Biden’s EO revokes a Trump administration order that cut collective bargaining for federal workers. Biden’s order also restores competitive hiring procedures and civil service protections for more federal jobs.
Order a signal
Jonathan Mook, an attorney with DiMuroGinsberg P.C. in Alexandria, Virginia, says the move toward increasing the minimum wage for federal employees and employees of federal contractors is in line with the agenda Biden pushed during his campaign. The move “is not that revolutionary,” Mook says.
“Fortunately, the Biden order is not a mandate for government contractors to pay $15, which could be devastating for some, especially those that provide food, janitorial, and cleaning services for the government, especially since the effects of the pandemic are still with us,” Mook says. Instead, the Biden order “is more in keeping with a goal to concretely move toward” the labor movement’s push for a $15 minimum wage.

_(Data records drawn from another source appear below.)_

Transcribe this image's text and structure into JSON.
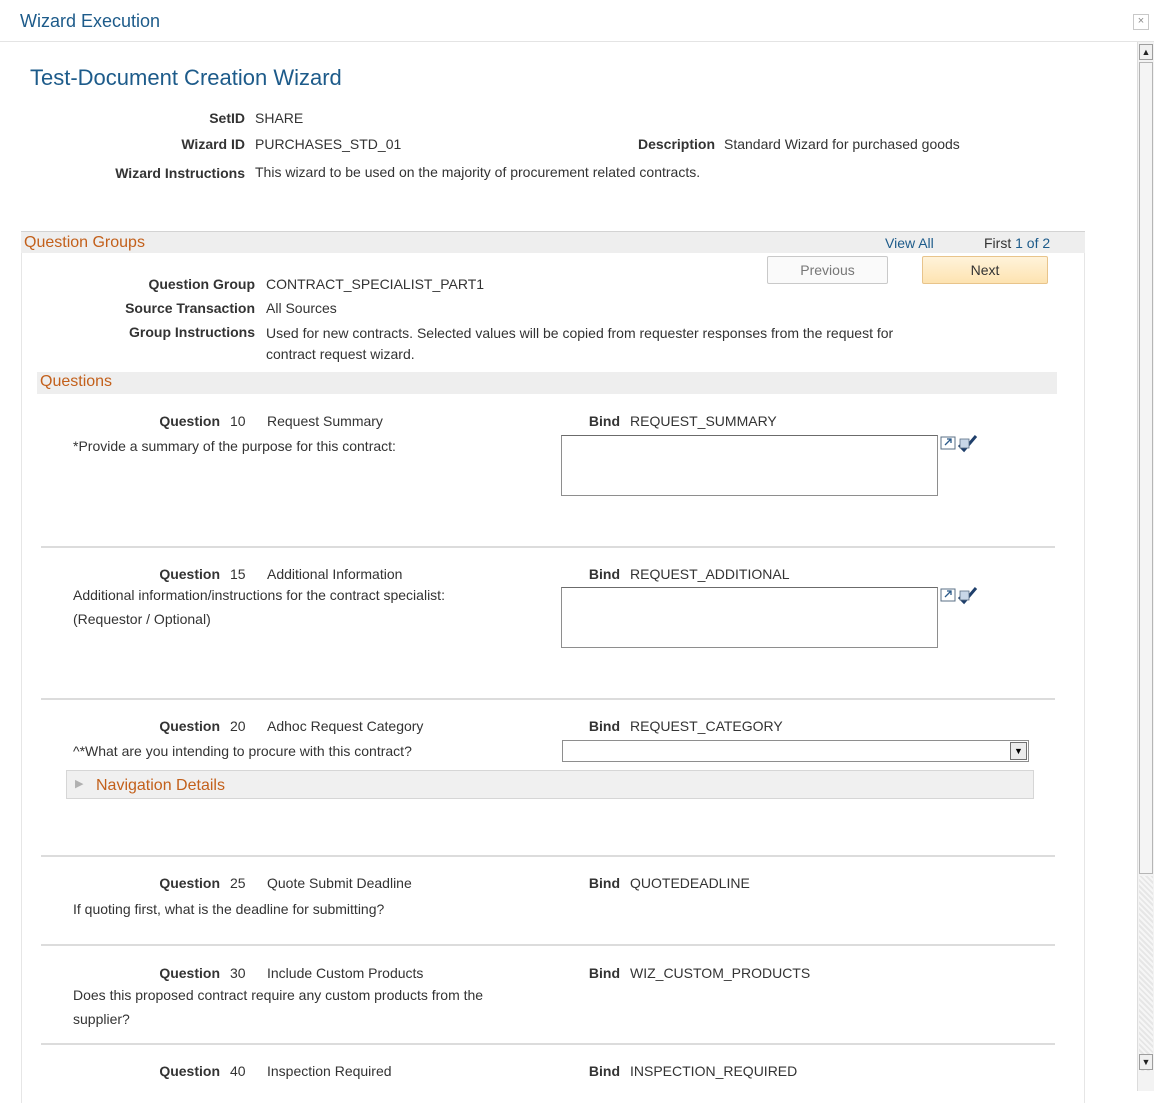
{
  "window": {
    "title": "Wizard Execution",
    "close_symbol": "×"
  },
  "page": {
    "title": "Test-Document Creation Wizard"
  },
  "header": {
    "setid_label": "SetID",
    "setid_value": "SHARE",
    "wizard_id_label": "Wizard ID",
    "wizard_id_value": "PURCHASES_STD_01",
    "description_label": "Description",
    "description_value": "Standard Wizard for purchased goods",
    "instructions_label": "Wizard Instructions",
    "instructions_value": "This wizard to be used on the majority of procurement related contracts."
  },
  "question_groups": {
    "title": "Question Groups",
    "view_all": "View All",
    "first": "First",
    "pagination": "1 of 2",
    "previous_button": "Previous",
    "next_button": "Next",
    "question_group_label": "Question Group",
    "question_group_value": "CONTRACT_SPECIALIST_PART1",
    "source_transaction_label": "Source Transaction",
    "source_transaction_value": "All Sources",
    "group_instructions_label": "Group Instructions",
    "group_instructions_line1": "Used for new contracts.  Selected values will be copied from requester responses from the request for",
    "group_instructions_line2": "contract request wizard."
  },
  "questions": {
    "title": "Questions",
    "question_label": "Question",
    "bind_label": "Bind",
    "navigation_details": "Navigation Details",
    "items": [
      {
        "number": "10",
        "name": "Request Summary",
        "bind": "REQUEST_SUMMARY",
        "prompt": [
          "*Provide a summary of the purpose for this contract:"
        ],
        "response_value": ""
      },
      {
        "number": "15",
        "name": "Additional Information",
        "bind": "REQUEST_ADDITIONAL",
        "prompt": [
          "Additional information/instructions for the contract specialist:",
          "(Requestor / Optional)"
        ],
        "response_value": ""
      },
      {
        "number": "20",
        "name": "Adhoc Request Category",
        "bind": "REQUEST_CATEGORY",
        "prompt": [
          "^*What are you intending to procure with this contract?"
        ],
        "selected_value": ""
      },
      {
        "number": "25",
        "name": "Quote Submit Deadline",
        "bind": "QUOTEDEADLINE",
        "prompt": [
          "If quoting first, what is the deadline for submitting?"
        ]
      },
      {
        "number": "30",
        "name": "Include Custom Products",
        "bind": "WIZ_CUSTOM_PRODUCTS",
        "prompt": [
          "Does this proposed contract require any custom products from the",
          "supplier?"
        ]
      },
      {
        "number": "40",
        "name": "Inspection Required",
        "bind": "INSPECTION_REQUIRED",
        "prompt": []
      }
    ]
  },
  "icons": {
    "close": "close-icon",
    "expand": "expand-textarea-icon",
    "spellcheck": "spell-check-icon",
    "dropdown": "dropdown-arrow-icon",
    "collapsed": "triangle-right-icon",
    "scroll_up": "scroll-up-arrow-icon",
    "scroll_down": "scroll-down-arrow-icon"
  },
  "colors": {
    "link": "#1d5b8a",
    "section_title": "#c3601b",
    "primary_button": "#fde3b1"
  }
}
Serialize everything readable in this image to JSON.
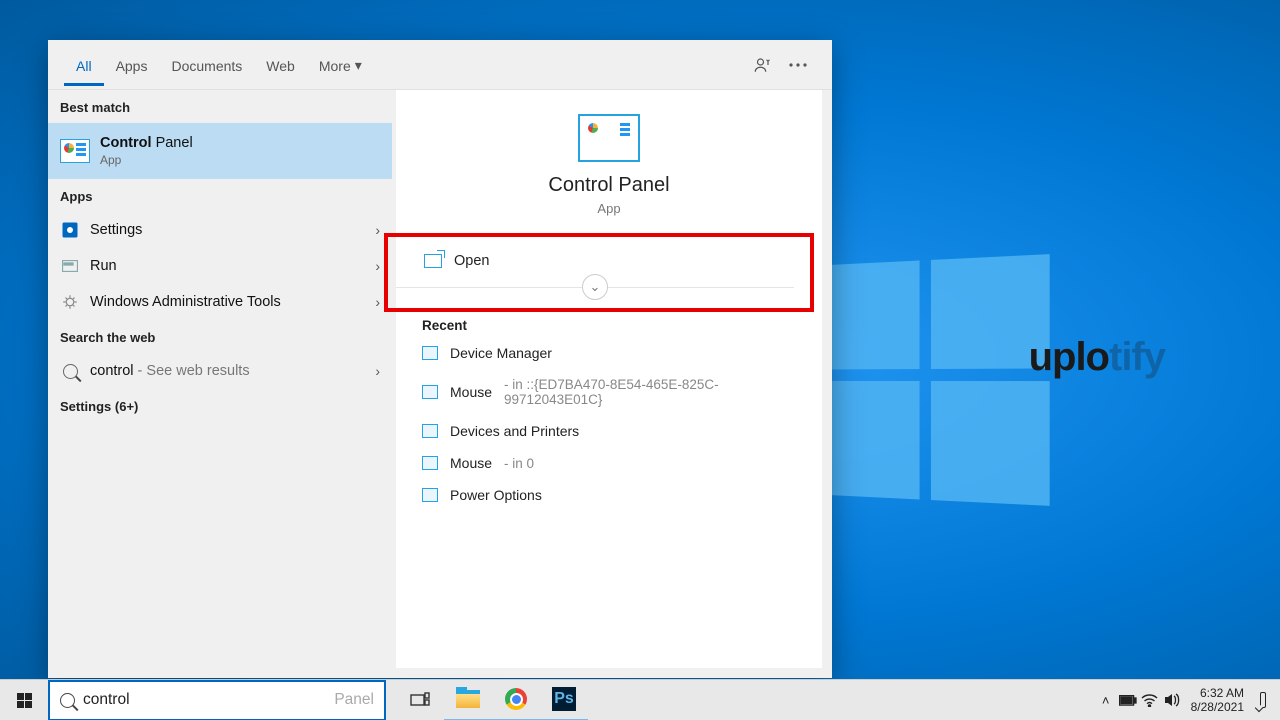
{
  "tabs": {
    "all": "All",
    "apps": "Apps",
    "documents": "Documents",
    "web": "Web",
    "more": "More"
  },
  "sections": {
    "bestMatch": "Best match",
    "apps": "Apps",
    "searchWeb": "Search the web",
    "settingsCount": "Settings (6+)"
  },
  "bestMatch": {
    "titleBold": "Control",
    "titleRest": " Panel",
    "subtitle": "App"
  },
  "appsList": {
    "settings": "Settings",
    "run": "Run",
    "adminTools": "Windows Administrative Tools"
  },
  "webSearch": {
    "query": "control",
    "suffix": " - See web results"
  },
  "detail": {
    "title": "Control Panel",
    "subtitle": "App",
    "openLabel": "Open"
  },
  "recent": {
    "header": "Recent",
    "items": [
      {
        "label": "Device Manager",
        "suffix": ""
      },
      {
        "label": "Mouse",
        "suffix": " - in ::{ED7BA470-8E54-465E-825C-99712043E01C}"
      },
      {
        "label": "Devices and Printers",
        "suffix": ""
      },
      {
        "label": "Mouse",
        "suffix": " - in 0"
      },
      {
        "label": "Power Options",
        "suffix": ""
      }
    ]
  },
  "search": {
    "typed": "control",
    "ghost": " Panel"
  },
  "tray": {
    "time": "6:32 AM",
    "date": "8/28/2021"
  },
  "watermark": {
    "text": "uplo",
    "faded": "tify"
  }
}
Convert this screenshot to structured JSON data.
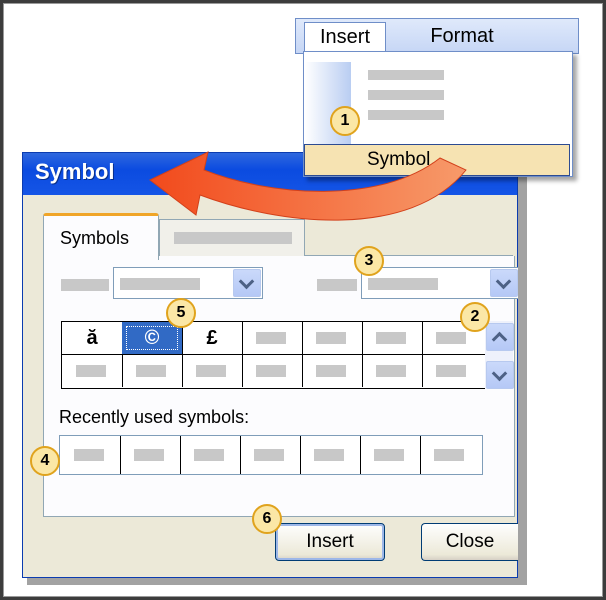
{
  "menu": {
    "insert_label": "Insert",
    "format_label": "Format",
    "symbol_item_label": "Symbol..."
  },
  "dialog": {
    "title": "Symbol",
    "tab_symbols_label": "Symbols",
    "grid_symbols": [
      "ă",
      "©",
      "£"
    ],
    "recently_used_label": "Recently used symbols:",
    "insert_button_label": "Insert",
    "close_button_label": "Close"
  },
  "callouts": [
    "1",
    "2",
    "3",
    "4",
    "5",
    "6"
  ],
  "colors": {
    "titlebar": "#0b4be0",
    "selection": "#316ac5",
    "arrow": "#f05a28",
    "callout_fill": "#fbe7a6",
    "menu_highlight": "#f6e3b2"
  },
  "icons": [
    "chevron-down-icon",
    "chevron-up-icon",
    "curved-arrow-icon"
  ]
}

“We shall have to wait and see how this all plays out, but at this point, Biden’s executive order sends a clear signal that a $15 minimum wage definitely is on the horizon, and all employers need to assess the impact such a minimum would have on their bottom line and make their voices heard to both the Biden administration and to Congress,” Mook says.
Currently, 29 states have minimum wages exceeding the federal minimum, and a few are phasing in increases that reach or approach the $15 level for at least some workers in some parts of the states in the next few years.
Burton J. Fishman, an attorney with FortneyScott in Washington, D.C., says a $15 minimum may not have much impact on major government contractors, but it’s bound to have an impact on food suppliers and other lower-wage jobs.
Brad Williams, an attorney with Holland & Hart LLP in Denver, Colorado, also sees the executive order as a signal. “The new administration does not appear to have a current estimate of how many federal workers and contractors are currently making less than $15 per hour, so this proposed wage increase may be more important for what it signals than what it will actually accomplish,” he says.
Williams points out many federal contractors already are required to pay wages above $15 per hour in compliance with prevailing wage laws, and the prevailing wages are often based on local union wages that exceed $15 an hour for many workers.
Fishman sees the part of the EO that restores collective bargaining and requires more competitive hiring practices and civil service protection for federal workers as important.
“Restoring collective bargaining rights was anticipated and in keeping with the pro-labor stance of the Biden administration,” Fishman says. Also, the other provisions are designed to protect the independence of the civil service, which he calls an “enormous morale boost to permanent civil servants who have been routinely debased” by the previous administration.
Williams agrees the parts of the EO addressing collective bargaining for federal workers send a signal. “The executive order’s provisions relating to collective bargaining rights for federal employees are of a piece with broader efforts by the new administration to expand traditional labor rights of employees, since unions played a significant role in electing Biden to the presidency,” he says.
Williams notes the order followed Biden’s controversial firing of Peter Robb from his position as general counsel for the National Labor Relations Board (NLRB).
“This suggests that Biden wants to put his stamp on the NLRB as quickly as possible, even if it means further politicizing the agency,” Williams says. “The president’s executive order is also likely just the opening salvo in a barrage of prolabor initiatives that we should expect to see in the coming years, including new proposed legislation that would weaken right-to-work laws and employers’ ability to replace striking workers.”
Article provided by our content partner BLR. Author Tammy Binford writes and edits news alerts and newsletter articles on labor and employment law topics for BLR web and print publications.